Cunliffe contributes the album’s boppiest jazz segment, the “Canon” from his suite for clarinet and alto saxophone. Kenny Burrell’s “Blue Muse” follows, in an atmospheric arrangement for clarinet and guitar, with the legendary guitarist himself performing. Finally, after the album’s only miss, a spoken-word version of “Lush Life” (why?), it closes strong as Gray switches to alto sax for an improvisation with pianist Vince Maggio on Jobim’s “Wave.”
Pascal Bokar, Guitar Balafonics

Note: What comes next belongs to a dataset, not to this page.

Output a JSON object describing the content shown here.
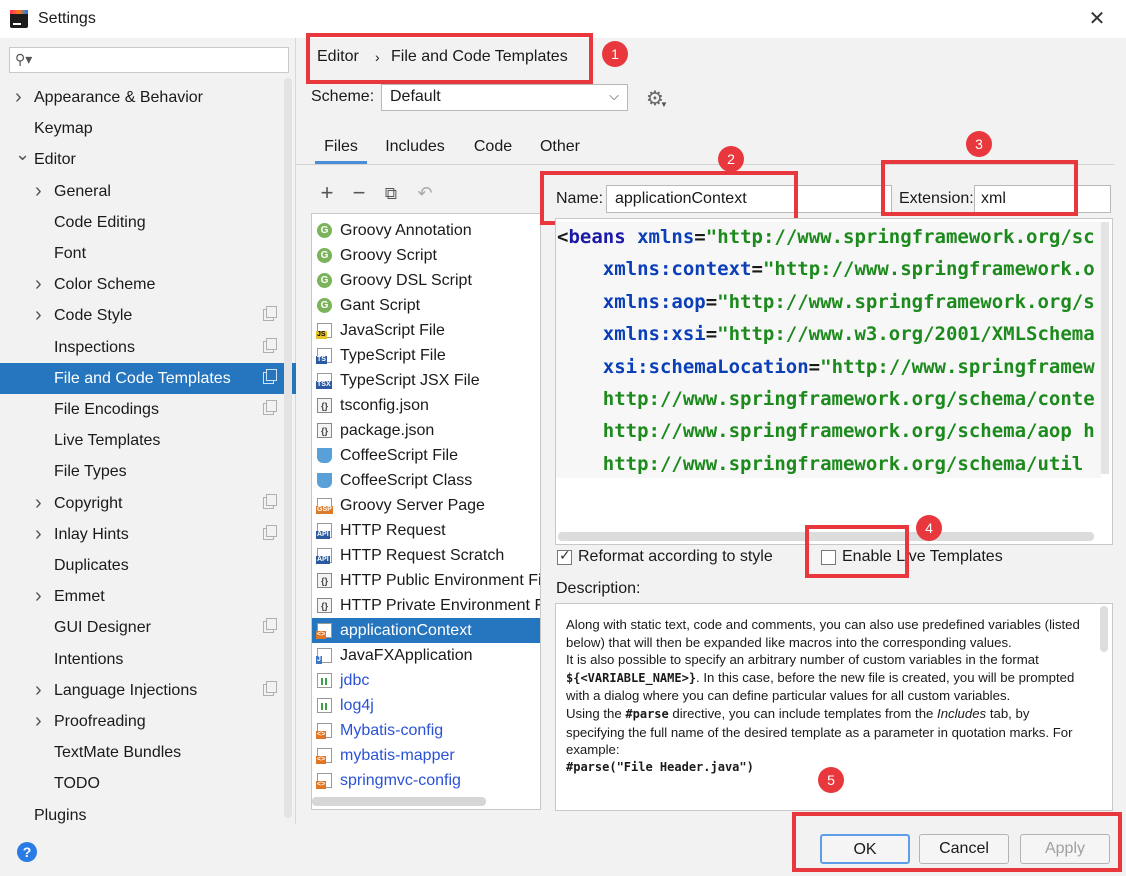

Dr. Pascal Bokar Thiam works elements of traditional African music into jazz standards on this album. In addition to the flute and the West African drum known as the sabar, these arrangements also prominently feature the woody pizzicato Bokar gets from his electric guitar, a tamped-down sound reminiscent of a xylophone.
The couple of originals don’t measure up to the standards that fill most of the album, like “Cherokee,” “Solitude,” and “Have You Met Miss Jones.” On the other hand, the thousand-year-old West African hymn, “Massani Cisse,” is simple and compelling. Octogenarian guitarist Eddie Duran (of Stan Getz and Benny Goodman’s bands) joins Bokar’s band on two tracks, deepening the project’s roots in jazz’s golden age. But most important, Bokar, whose own roots are French and Senegalese and who grew up in West Africa, forges a comfortable, swinging, yet thought-provoking fusion of musical traditions from two continents – or, to put it more wholesomely, from connected parts of the One World.[amazon template=iframe image&asin=B00OJ0WWIA][amazon template=iframe image&asin=B00KIW8L24][amazon template=iframe image&asin=B00L6A5CHY]